▸ **What you are asked to do**
The records that follow should be returned exactly, pictures excluded.

▸ **Data records**

════

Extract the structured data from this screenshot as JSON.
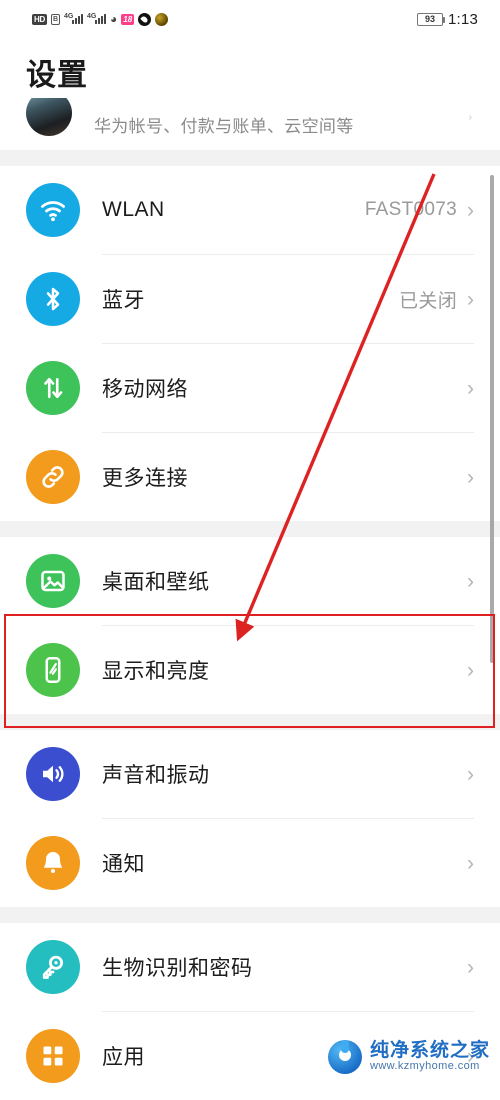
{
  "status_bar": {
    "hd_label": "HD",
    "sim_label": "B",
    "network_generation_1": "4G",
    "network_generation_2": "4G",
    "wifi_icon": "wifi-icon",
    "pink_badge_label": "18",
    "battery_level": "93",
    "time": "1:13"
  },
  "header": {
    "title": "设置"
  },
  "account": {
    "subtitle": "华为帐号、付款与账单、云空间等",
    "chevron": "›"
  },
  "groups": [
    {
      "items": [
        {
          "label": "WLAN",
          "value": "FAST0073",
          "icon": "wifi-icon",
          "color": "#15aae4",
          "chevron": "›"
        },
        {
          "label": "蓝牙",
          "value": "已关闭",
          "icon": "bluetooth-icon",
          "color": "#15aae4",
          "chevron": "›"
        },
        {
          "label": "移动网络",
          "value": "",
          "icon": "data-transfer-icon",
          "color": "#3ec25a",
          "chevron": "›"
        },
        {
          "label": "更多连接",
          "value": "",
          "icon": "link-icon",
          "color": "#f29b1d",
          "chevron": "›"
        }
      ]
    },
    {
      "items": [
        {
          "label": "桌面和壁纸",
          "value": "",
          "icon": "image-icon",
          "color": "#3ec25a",
          "chevron": "›"
        },
        {
          "label": "显示和亮度",
          "value": "",
          "icon": "brightness-phone-icon",
          "color": "#4cc44c",
          "chevron": "›"
        }
      ]
    },
    {
      "items": [
        {
          "label": "声音和振动",
          "value": "",
          "icon": "speaker-icon",
          "color": "#3b4ecf",
          "chevron": "›"
        },
        {
          "label": "通知",
          "value": "",
          "icon": "bell-icon",
          "color": "#f29b1d",
          "chevron": "›"
        }
      ]
    },
    {
      "items": [
        {
          "label": "生物识别和密码",
          "value": "",
          "icon": "key-icon",
          "color": "#24bdc0",
          "chevron": "›"
        },
        {
          "label": "应用",
          "value": "",
          "icon": "grid-icon",
          "color": "#f29b1d",
          "chevron": "›"
        }
      ]
    }
  ],
  "annotations": {
    "highlight_color": "#e02020",
    "highlight_target": "显示和亮度",
    "arrow_color": "#dd2222"
  },
  "watermark": {
    "site_name": "纯净系统之家",
    "url": "www.kzmyhome.com"
  }
}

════

▸ **Solution to the exercise**
Extract the structured data from this screenshot as JSON.
{
  "status_bar": {
    "hd_label": "HD",
    "sim_label": "B",
    "network_generation_1": "4G",
    "network_generation_2": "4G",
    "wifi_icon": "wifi-icon",
    "pink_badge_label": "18",
    "battery_level": "93",
    "time": "1:13"
  },
  "header": {
    "title": "设置"
  },
  "account": {
    "subtitle": "华为帐号、付款与账单、云空间等",
    "chevron": "›"
  },
  "groups": [
    {
      "items": [
        {
          "label": "WLAN",
          "value": "FAST0073",
          "icon": "wifi-icon",
          "color": "#15aae4",
          "chevron": "›"
        },
        {
          "label": "蓝牙",
          "value": "已关闭",
          "icon": "bluetooth-icon",
          "color": "#15aae4",
          "chevron": "›"
        },
        {
          "label": "移动网络",
          "value": "",
          "icon": "data-transfer-icon",
          "color": "#3ec25a",
          "chevron": "›"
        },
        {
          "label": "更多连接",
          "value": "",
          "icon": "link-icon",
          "color": "#f29b1d",
          "chevron": "›"
        }
      ]
    },
    {
      "items": [
        {
          "label": "桌面和壁纸",
          "value": "",
          "icon": "image-icon",
          "color": "#3ec25a",
          "chevron": "›"
        },
        {
          "label": "显示和亮度",
          "value": "",
          "icon": "brightness-phone-icon",
          "color": "#4cc44c",
          "chevron": "›"
        }
      ]
    },
    {
      "items": [
        {
          "label": "声音和振动",
          "value": "",
          "icon": "speaker-icon",
          "color": "#3b4ecf",
          "chevron": "›"
        },
        {
          "label": "通知",
          "value": "",
          "icon": "bell-icon",
          "color": "#f29b1d",
          "chevron": "›"
        }
      ]
    },
    {
      "items": [
        {
          "label": "生物识别和密码",
          "value": "",
          "icon": "key-icon",
          "color": "#24bdc0",
          "chevron": "›"
        },
        {
          "label": "应用",
          "value": "",
          "icon": "grid-icon",
          "color": "#f29b1d",
          "chevron": "›"
        }
      ]
    }
  ],
  "annotations": {
    "highlight_color": "#e02020",
    "highlight_target": "显示和亮度",
    "arrow_color": "#dd2222"
  },
  "watermark": {
    "site_name": "纯净系统之家",
    "url": "www.kzmyhome.com"
  }
}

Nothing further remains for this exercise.